It might all sound really complicated. But it’s actually really easy to check.
For most people, standard hot tub test strips will do the job. But if you want you can invest in an electronic test kit.
- Follow our step-by-step video guide to test your hot tub pH. Or if you would rather follow these instructions:
- Take one test strip out of the tube
- Dip the test strip in the water and hold for 10 seconds.
- Remove the test strip from the water and compare the colour of the pH (middle) against the bottle.
- If the colour does not match the recommended levels then add pH plus, or pH minus as required. Following the instructions on the side of the tub.

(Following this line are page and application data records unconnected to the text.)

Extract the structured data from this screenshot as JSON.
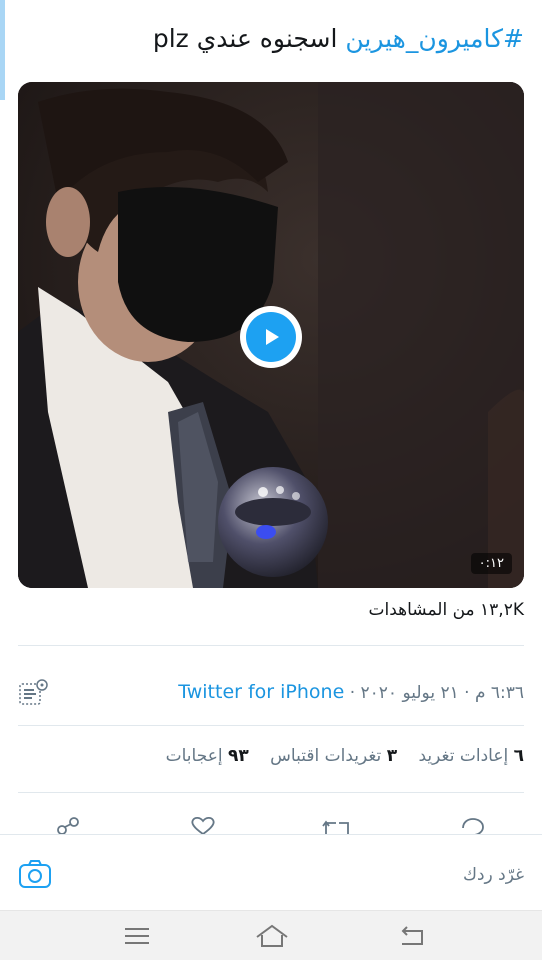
{
  "tweet": {
    "hashtag": "#كاميرون_هيرين",
    "body": " اسجنوه عندي plz"
  },
  "video": {
    "duration": "٠:١٢"
  },
  "views": {
    "count": "١٣,٢K",
    "label": " من المشاهدات"
  },
  "meta": {
    "time_date": "٦:٣٦ م · ٢١ يوليو ٢٠٢٠ · ",
    "source": "Twitter for iPhone"
  },
  "stats": {
    "retweets_count": "٦",
    "retweets_label": " إعادات تغريد",
    "quotes_count": "٣",
    "quotes_label": " تغريدات اقتباس",
    "likes_count": "٩٣",
    "likes_label": " إعجابات"
  },
  "reply": {
    "placeholder": "غرّد ردك"
  },
  "colors": {
    "accent": "#1da1f2",
    "link": "#1b95e0",
    "muted": "#657786"
  }
}
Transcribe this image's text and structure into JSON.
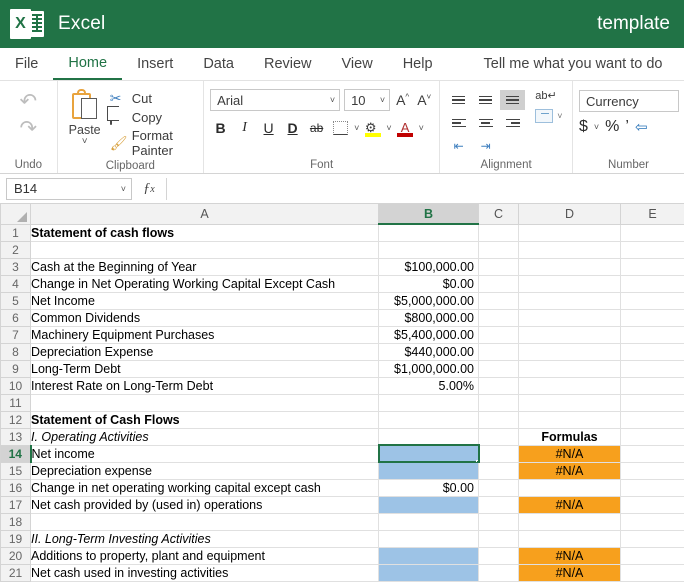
{
  "title_bar": {
    "app_name": "Excel",
    "document_name": "template",
    "logo_letter": "X",
    "brand_color": "#217346"
  },
  "tabs": [
    {
      "label": "File",
      "active": false
    },
    {
      "label": "Home",
      "active": true
    },
    {
      "label": "Insert",
      "active": false
    },
    {
      "label": "Data",
      "active": false
    },
    {
      "label": "Review",
      "active": false
    },
    {
      "label": "View",
      "active": false
    },
    {
      "label": "Help",
      "active": false
    }
  ],
  "tell_me": "Tell me what you want to do",
  "ribbon": {
    "undo": {
      "group_label": "Undo",
      "undo_icon": "undo-arrow",
      "redo_icon": "redo-arrow"
    },
    "clipboard": {
      "group_label": "Clipboard",
      "paste_label": "Paste",
      "cut_label": "Cut",
      "copy_label": "Copy",
      "format_painter_label": "Format Painter"
    },
    "font": {
      "group_label": "Font",
      "font_name": "Arial",
      "font_size": "10",
      "grow_font": "A",
      "shrink_font": "A",
      "bold": "B",
      "italic": "I",
      "underline": "U",
      "double_underline": "D",
      "strikethrough": "ab",
      "highlight_color": "#ffff00",
      "font_color": "#c00000"
    },
    "alignment": {
      "group_label": "Alignment"
    },
    "number": {
      "group_label": "Number",
      "format": "Currency",
      "currency_symbol": "$",
      "percent_symbol": "%",
      "comma_symbol": "’"
    }
  },
  "formula_bar": {
    "name_box": "B14",
    "fx_label": "fx",
    "formula_value": ""
  },
  "grid": {
    "columns": [
      "A",
      "B",
      "C",
      "D",
      "E"
    ],
    "selected_cell": "B14",
    "selected_column": "B",
    "selected_row": 14,
    "rows": [
      {
        "n": 1,
        "a": "Statement of cash flows",
        "a_style": "bold",
        "b": "",
        "c": "",
        "d": "",
        "d_style": ""
      },
      {
        "n": 2,
        "a": "",
        "a_style": "",
        "b": "",
        "c": "",
        "d": "",
        "d_style": ""
      },
      {
        "n": 3,
        "a": "Cash at the Beginning of Year",
        "a_style": "",
        "b": "$100,000.00",
        "c": "",
        "d": "",
        "d_style": ""
      },
      {
        "n": 4,
        "a": "Change in Net Operating Working Capital Except Cash",
        "a_style": "",
        "b": "$0.00",
        "c": "",
        "d": "",
        "d_style": ""
      },
      {
        "n": 5,
        "a": "Net Income",
        "a_style": "",
        "b": "$5,000,000.00",
        "c": "",
        "d": "",
        "d_style": ""
      },
      {
        "n": 6,
        "a": "Common Dividends",
        "a_style": "",
        "b": "$800,000.00",
        "c": "",
        "d": "",
        "d_style": ""
      },
      {
        "n": 7,
        "a": "Machinery Equipment Purchases",
        "a_style": "",
        "b": "$5,400,000.00",
        "c": "",
        "d": "",
        "d_style": ""
      },
      {
        "n": 8,
        "a": "Depreciation Expense",
        "a_style": "",
        "b": "$440,000.00",
        "c": "",
        "d": "",
        "d_style": ""
      },
      {
        "n": 9,
        "a": "Long-Term Debt",
        "a_style": "",
        "b": "$1,000,000.00",
        "c": "",
        "d": "",
        "d_style": ""
      },
      {
        "n": 10,
        "a": "Interest Rate on Long-Term Debt",
        "a_style": "",
        "b": "5.00%",
        "c": "",
        "d": "",
        "d_style": ""
      },
      {
        "n": 11,
        "a": "",
        "a_style": "",
        "b": "",
        "c": "",
        "d": "",
        "d_style": ""
      },
      {
        "n": 12,
        "a": "Statement of Cash Flows",
        "a_style": "bold",
        "b": "",
        "c": "",
        "d": "",
        "d_style": ""
      },
      {
        "n": 13,
        "a": "I.  Operating Activities",
        "a_style": "ital",
        "b": "",
        "c": "",
        "d": "Formulas",
        "d_style": "bold"
      },
      {
        "n": 14,
        "a": "Net income",
        "a_style": "ind1",
        "b": "",
        "b_fill": "blue",
        "c": "",
        "d": "#N/A",
        "d_style": "orange"
      },
      {
        "n": 15,
        "a": "Depreciation expense",
        "a_style": "ind1",
        "b": "",
        "b_fill": "blue",
        "c": "",
        "d": "#N/A",
        "d_style": "orange"
      },
      {
        "n": 16,
        "a": "Change in net operating working capital except cash",
        "a_style": "ind1",
        "b": "$0.00",
        "c": "",
        "d": "",
        "d_style": ""
      },
      {
        "n": 17,
        "a": "Net cash provided by (used in) operations",
        "a_style": "ind2",
        "b": "",
        "b_fill": "blue",
        "b_top": true,
        "c": "",
        "d": "#N/A",
        "d_style": "orange",
        "d_top": true
      },
      {
        "n": 18,
        "a": "",
        "a_style": "",
        "b": "",
        "c": "",
        "d": "",
        "d_style": ""
      },
      {
        "n": 19,
        "a": "II.  Long-Term Investing Activities",
        "a_style": "ital",
        "b": "",
        "c": "",
        "d": "",
        "d_style": ""
      },
      {
        "n": 20,
        "a": "Additions to property, plant and equipment",
        "a_style": "ind1",
        "b": "",
        "b_fill": "blue",
        "c": "",
        "d": "#N/A",
        "d_style": "orange"
      },
      {
        "n": 21,
        "a": "Net cash used in investing activities",
        "a_style": "ind2",
        "b": "",
        "b_fill": "blue",
        "b_top": true,
        "c": "",
        "d": "#N/A",
        "d_style": "orange",
        "d_top": true
      }
    ]
  },
  "colors": {
    "cell_fill_blue": "#9dc3e6",
    "cell_fill_orange": "#f7a01d",
    "selection_green": "#217346"
  }
}
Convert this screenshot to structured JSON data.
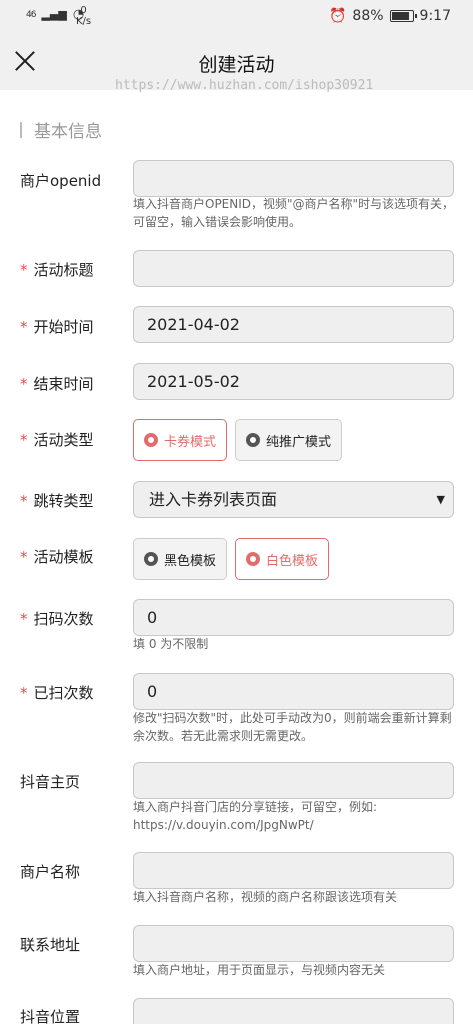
{
  "status_bar": {
    "signal": "46",
    "speed_value": "0",
    "speed_unit": "K/s",
    "battery": "88%",
    "time": "9:17",
    "battery_level": 0.88
  },
  "nav": {
    "title": "创建活动",
    "watermark": "https://www.huzhan.com/ishop30921"
  },
  "section": {
    "title": "基本信息"
  },
  "fields": {
    "merchant_openid": {
      "label": "商户openid",
      "value": "",
      "hint": "填入抖音商户OPENID，视频\"@商户名称\"时与该选项有关，可留空，输入错误会影响使用。"
    },
    "activity_title": {
      "label": "活动标题",
      "value": ""
    },
    "start_time": {
      "label": "开始时间",
      "value": "2021-04-02"
    },
    "end_time": {
      "label": "结束时间",
      "value": "2021-05-02"
    },
    "activity_type": {
      "label": "活动类型",
      "options": [
        "卡券模式",
        "纯推广模式"
      ],
      "selected": "卡券模式"
    },
    "jump_type": {
      "label": "跳转类型",
      "value": "进入卡券列表页面"
    },
    "activity_template": {
      "label": "活动模板",
      "options": [
        "黑色模板",
        "白色模板"
      ],
      "selected": "白色模板"
    },
    "scan_count": {
      "label": "扫码次数",
      "value": "0",
      "hint": "填 0 为不限制"
    },
    "scanned_count": {
      "label": "已扫次数",
      "value": "0",
      "hint": "修改\"扫码次数\"时，此处可手动改为0，则前端会重新计算剩余次数。若无此需求则无需更改。"
    },
    "douyin_home": {
      "label": "抖音主页",
      "value": "",
      "hint": "填入商户抖音门店的分享链接，可留空，例如: https://v.douyin.com/JpgNwPt/"
    },
    "merchant_name": {
      "label": "商户名称",
      "value": "",
      "hint": "填入抖音商户名称，视频的商户名称跟该选项有关"
    },
    "contact_address": {
      "label": "联系地址",
      "value": "",
      "hint": "填入商户地址，用于页面显示，与视频内容无关"
    },
    "douyin_location": {
      "label": "抖音位置",
      "value": ""
    }
  }
}
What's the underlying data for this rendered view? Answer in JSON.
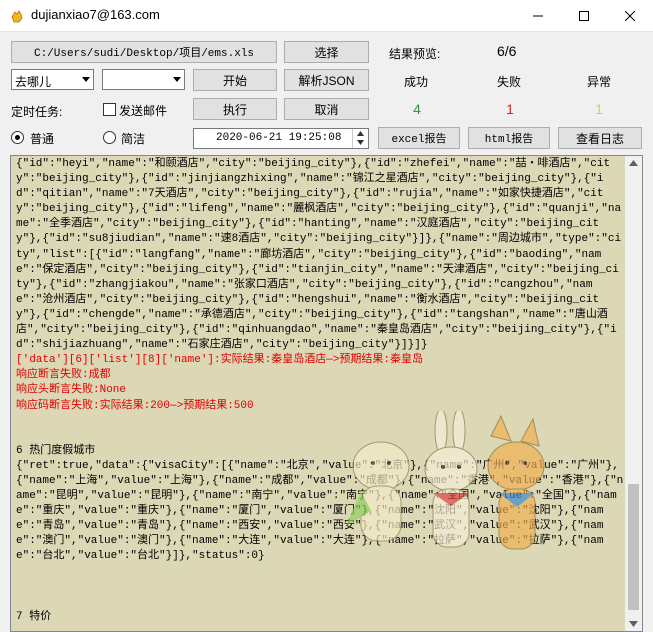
{
  "window": {
    "title": "dujianxiao7@163.com",
    "minimize": "—",
    "maximize": "☐",
    "close": "✕"
  },
  "toolbar": {
    "file_path": "C:/Users/sudi/Desktop/项目/ems.xls",
    "select_label": "选择",
    "result_preview_label": "结果预览:",
    "result_preview_value": "6/6",
    "destination_value": "去哪儿",
    "secondary_select_value": "",
    "start_label": "开始",
    "parse_json_label": "解析JSON",
    "success_label": "成功",
    "fail_label": "失败",
    "error_label": "异常",
    "scheduled_task_label": "定时任务:",
    "send_email_label": "发送邮件",
    "execute_label": "执行",
    "cancel_label": "取消",
    "success_count": "4",
    "fail_count": "1",
    "error_count": "1",
    "mode_normal_label": "普通",
    "mode_simple_label": "简洁",
    "datetime_value": "2020-06-21 19:25:08",
    "excel_report_label": "excel报告",
    "html_report_label": "html报告",
    "view_log_label": "查看日志"
  },
  "colors": {
    "success": "#2e9a2e",
    "fail": "#e02020",
    "error": "#f0c068",
    "log_background": "#dcd7b4",
    "log_error": "#e00000"
  },
  "log": {
    "block1": "{\"id\":\"heyi\",\"name\":\"和颐酒店\",\"city\":\"beijing_city\"},{\"id\":\"zhefei\",\"name\":\"喆・啡酒店\",\"city\":\"beijing_city\"},{\"id\":\"jinjiangzhixing\",\"name\":\"锦江之星酒店\",\"city\":\"beijing_city\"},{\"id\":\"qitian\",\"name\":\"7天酒店\",\"city\":\"beijing_city\"},{\"id\":\"rujia\",\"name\":\"如家快捷酒店\",\"city\":\"beijing_city\"},{\"id\":\"lifeng\",\"name\":\"麗枫酒店\",\"city\":\"beijing_city\"},{\"id\":\"quanji\",\"name\":\"全季酒店\",\"city\":\"beijing_city\"},{\"id\":\"hanting\",\"name\":\"汉庭酒店\",\"city\":\"beijing_city\"},{\"id\":\"su8jiudian\",\"name\":\"速8酒店\",\"city\":\"beijing_city\"}]},{\"name\":\"周边城市\",\"type\":\"city\",\"list\":[{\"id\":\"langfang\",\"name\":\"廊坊酒店\",\"city\":\"beijing_city\"},{\"id\":\"baoding\",\"name\":\"保定酒店\",\"city\":\"beijing_city\"},{\"id\":\"tianjin_city\",\"name\":\"天津酒店\",\"city\":\"beijing_city\"},{\"id\":\"zhangjiakou\",\"name\":\"张家口酒店\",\"city\":\"beijing_city\"},{\"id\":\"cangzhou\",\"name\":\"沧州酒店\",\"city\":\"beijing_city\"},{\"id\":\"hengshui\",\"name\":\"衡水酒店\",\"city\":\"beijing_city\"},{\"id\":\"chengde\",\"name\":\"承德酒店\",\"city\":\"beijing_city\"},{\"id\":\"tangshan\",\"name\":\"唐山酒店\",\"city\":\"beijing_city\"},{\"id\":\"qinhuangdao\",\"name\":\"秦皇岛酒店\",\"city\":\"beijing_city\"},{\"id\":\"shijiazhuang\",\"name\":\"石家庄酒店\",\"city\":\"beijing_city\"}]}]}",
    "error_lines": [
      "['data'][6]['list'][8]['name']:实际结果:秦皇岛酒店—>预期结果:秦皇岛",
      "响应断言失败:成都",
      "响应头断言失败:None",
      "响应码断言失败:实际结果:200—>预期结果:500"
    ],
    "section6_title": "6 热门度假城市",
    "section6_body": "{\"ret\":true,\"data\":{\"visaCity\":[{\"name\":\"北京\",\"value\":\"北京\"},{\"name\":\"广州\",\"value\":\"广州\"},{\"name\":\"上海\",\"value\":\"上海\"},{\"name\":\"成都\",\"value\":\"成都\"},{\"name\":\"香港\",\"value\":\"香港\"},{\"name\":\"昆明\",\"value\":\"昆明\"},{\"name\":\"南宁\",\"value\":\"南宁\"},{\"name\":\"全国\",\"value\":\"全国\"},{\"name\":\"重庆\",\"value\":\"重庆\"},{\"name\":\"厦门\",\"value\":\"厦门\"},{\"name\":\"沈阳\",\"value\":\"沈阳\"},{\"name\":\"青岛\",\"value\":\"青岛\"},{\"name\":\"西安\",\"value\":\"西安\"},{\"name\":\"武汉\",\"value\":\"武汉\"},{\"name\":\"澳门\",\"value\":\"澳门\"},{\"name\":\"大连\",\"value\":\"大连\"},{\"name\":\"拉萨\",\"value\":\"拉萨\"},{\"name\":\"台北\",\"value\":\"台北\"}]},\"status\":0}",
    "section7_title": "7 特价"
  }
}
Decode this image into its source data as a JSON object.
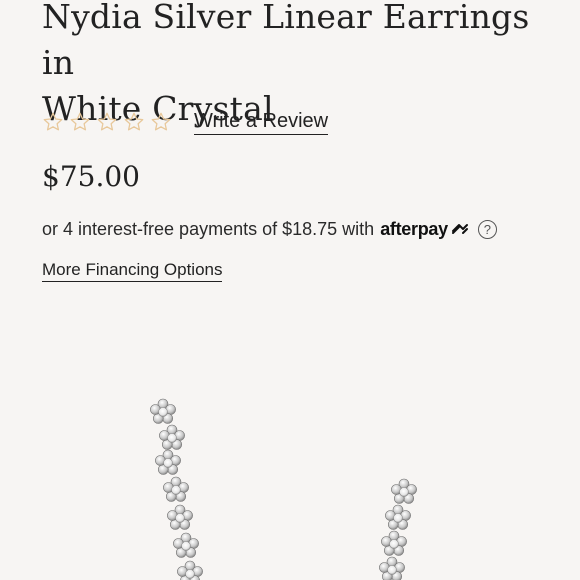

Hopefully that has helped you understand what pH is. And why it’s an important part of keeping your hot tub clean.
Keeping your hot tub clean doesn’t have to be complicated. But understanding what is required before you buy, will help prepare you for life with a hot tub.
Want to find out the 4 things you NEED to know before you buy a hot tub?